Is it ok?

2. Originally Posted by tom27
Is it ok?
If the question it is only related to $(-1,1)$ then, it is right (evidently $f'(x)$ is continuous in $(-1,1)$ ).

Fernando Revilla

3. The basic question is if the f(x) is a part of $C_0^1(\mathbb{R})$ space?

4. That's actually a different question from what you first asked. In your first post you said "continuously differentiable function (just first derivate) on interval (-1,1)". Now you are saying on all of $\mathbb{R}$. You had already answered the first question- f(x) is continuously differentiable on (-1, 1). Since f is defined to be a constant (0) for $x\le -1$ or $x\ge 1$, it is certainly continuously differentiable there. But now the question is about x= -1 and x= 1. What are the derivatives at those points? What are the derivatives on either side? Is the derivative continuous at x= -1 and x= 1?

5. Originally Posted by tom27
The basic question is if the f(x) is a part of $C_0^1(\mathbb{R})$ space?
In that case, you should prove $f'_{-}(1)=f'_{+}(-1)=0$ and $f'$ continuous at $x=\pm 1$ (for the rest is almost trivial)

Fernando Revilla

P.S. I suppose $C_0^1(\mathbb{R})$ means $C^1(\mathbb{R})$ (the standard notation for the set of continuosly differentiable functions on $\mathbb{R}$ ) .

Edited: Sorry, I didn't see HallsofIvy's post

6. How can I prove $f'_{-}(1)=f'_{+}(-1)=0$?

I tried with limits:

$\displaystyle \lim_{h \to 1}\frac{e^{\frac{1}{(x+h)^2-1}}-e^{\frac{1}{x^2-1}}}{h}$ and $\displaystyle \lim_{h \to -1}\frac{e^{\frac{1}{(-x-h)^2-1}}-e^{\frac{1}{x^2-1}}}{h}$

but this certainly is not the correct way.

7. While derivatives are not necessarily continuous, they do obey the "intermediate value property"- f'(x) takes on all values between f'(a) and f'(b) for x between a and b. In particular, that means that f'(c) exists if and only if $\displaystyle \lim_{x\to c^-} f'(x)= \lim_{x\to c^+}f'(x)$. That is, determine the derivatives for x< -1, and x>-1 and determine if the limits at x= -1 are the same. Do the same for x= 1.

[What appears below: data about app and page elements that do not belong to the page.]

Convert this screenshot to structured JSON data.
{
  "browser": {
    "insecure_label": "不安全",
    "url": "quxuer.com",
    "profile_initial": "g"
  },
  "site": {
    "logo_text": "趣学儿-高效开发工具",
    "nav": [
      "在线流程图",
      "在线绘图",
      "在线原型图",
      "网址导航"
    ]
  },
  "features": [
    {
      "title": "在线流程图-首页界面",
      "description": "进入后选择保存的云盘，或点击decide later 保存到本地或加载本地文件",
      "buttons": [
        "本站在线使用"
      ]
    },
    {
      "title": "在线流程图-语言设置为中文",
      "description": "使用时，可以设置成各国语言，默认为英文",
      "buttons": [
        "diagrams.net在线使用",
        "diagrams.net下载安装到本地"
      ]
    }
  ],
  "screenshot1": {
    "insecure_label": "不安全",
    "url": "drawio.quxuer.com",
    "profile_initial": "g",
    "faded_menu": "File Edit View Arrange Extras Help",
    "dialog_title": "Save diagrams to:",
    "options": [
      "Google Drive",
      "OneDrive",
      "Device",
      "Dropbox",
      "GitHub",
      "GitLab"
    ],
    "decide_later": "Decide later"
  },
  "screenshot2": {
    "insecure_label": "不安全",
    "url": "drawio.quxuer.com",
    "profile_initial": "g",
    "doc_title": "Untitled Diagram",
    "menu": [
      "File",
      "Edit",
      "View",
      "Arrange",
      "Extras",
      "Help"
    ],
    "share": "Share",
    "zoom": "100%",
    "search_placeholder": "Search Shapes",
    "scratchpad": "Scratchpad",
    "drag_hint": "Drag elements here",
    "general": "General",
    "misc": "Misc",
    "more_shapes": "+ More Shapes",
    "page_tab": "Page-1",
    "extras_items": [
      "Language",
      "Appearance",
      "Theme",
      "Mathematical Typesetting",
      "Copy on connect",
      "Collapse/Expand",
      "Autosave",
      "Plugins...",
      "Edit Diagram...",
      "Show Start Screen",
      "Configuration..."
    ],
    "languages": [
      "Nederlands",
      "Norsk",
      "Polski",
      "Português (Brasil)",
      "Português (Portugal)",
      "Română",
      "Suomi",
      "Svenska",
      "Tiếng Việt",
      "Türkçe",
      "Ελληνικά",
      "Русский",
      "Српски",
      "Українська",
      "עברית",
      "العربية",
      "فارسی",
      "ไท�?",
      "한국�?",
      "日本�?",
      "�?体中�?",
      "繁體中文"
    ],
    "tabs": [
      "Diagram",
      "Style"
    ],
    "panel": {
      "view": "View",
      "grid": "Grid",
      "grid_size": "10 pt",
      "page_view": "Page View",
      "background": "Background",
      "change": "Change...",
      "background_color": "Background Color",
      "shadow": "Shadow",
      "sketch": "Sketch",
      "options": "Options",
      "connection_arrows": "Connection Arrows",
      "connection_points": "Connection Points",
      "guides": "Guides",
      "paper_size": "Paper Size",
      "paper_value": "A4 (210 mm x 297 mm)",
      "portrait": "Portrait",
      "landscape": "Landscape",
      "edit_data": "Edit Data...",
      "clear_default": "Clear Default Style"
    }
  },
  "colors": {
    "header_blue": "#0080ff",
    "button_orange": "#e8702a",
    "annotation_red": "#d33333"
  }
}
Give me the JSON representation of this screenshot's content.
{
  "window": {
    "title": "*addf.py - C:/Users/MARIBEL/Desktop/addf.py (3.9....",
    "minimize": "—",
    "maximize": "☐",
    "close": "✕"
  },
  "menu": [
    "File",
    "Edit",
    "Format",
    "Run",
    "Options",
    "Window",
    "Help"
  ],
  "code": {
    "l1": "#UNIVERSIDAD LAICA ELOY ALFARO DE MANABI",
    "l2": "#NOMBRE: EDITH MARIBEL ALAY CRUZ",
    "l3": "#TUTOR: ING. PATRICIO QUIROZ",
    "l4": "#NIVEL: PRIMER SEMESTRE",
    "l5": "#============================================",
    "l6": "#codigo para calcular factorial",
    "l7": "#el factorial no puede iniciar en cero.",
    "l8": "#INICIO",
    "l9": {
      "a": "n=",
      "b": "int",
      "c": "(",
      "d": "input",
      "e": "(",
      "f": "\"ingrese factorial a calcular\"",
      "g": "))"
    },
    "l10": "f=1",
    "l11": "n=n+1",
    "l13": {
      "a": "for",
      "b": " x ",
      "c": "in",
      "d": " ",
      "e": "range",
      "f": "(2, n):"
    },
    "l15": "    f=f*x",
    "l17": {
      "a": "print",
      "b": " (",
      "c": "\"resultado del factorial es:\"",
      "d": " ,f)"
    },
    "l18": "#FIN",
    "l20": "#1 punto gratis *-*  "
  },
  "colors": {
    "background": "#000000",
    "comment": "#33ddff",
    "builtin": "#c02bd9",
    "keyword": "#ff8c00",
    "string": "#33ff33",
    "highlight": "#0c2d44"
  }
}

By the way, you don't want to prove that " $f'_-(1)= f'_+(1)= 0$". You want to prove that $f'_-(1)= f'_+(1)$ and $f'_-(-1)= f'_+(-1)$. You don't need to use the limit definition of the derivative- but, of course, h goes to 0, not 1 and -1.

8. So $f'_-(-1)=f'_+(1)=0$ and i must calculate:

$f'_-(1)=\displaystyle \lim_{x \to 1} -\frac{2x}{(x^2-1)^2}e^{\frac{1}{x^2-1}}$
$f'_+(-1)=\displaystyle \lim_{x \to -1} -\frac{2x}{(x^2-1)^2}e^{\frac{1}{x^2-1}}$

but how can I do that? The exp function is not defined in those two points!

9. Fuction with exp is not define in those two points so limit does not exist. But wikipedia says: the function is smooth so is continuosly differentiable on $\mathbb{R}$. But I dont know how to prove that if one limit does not exist so $f'_-(1)\ne f'_+(1)$?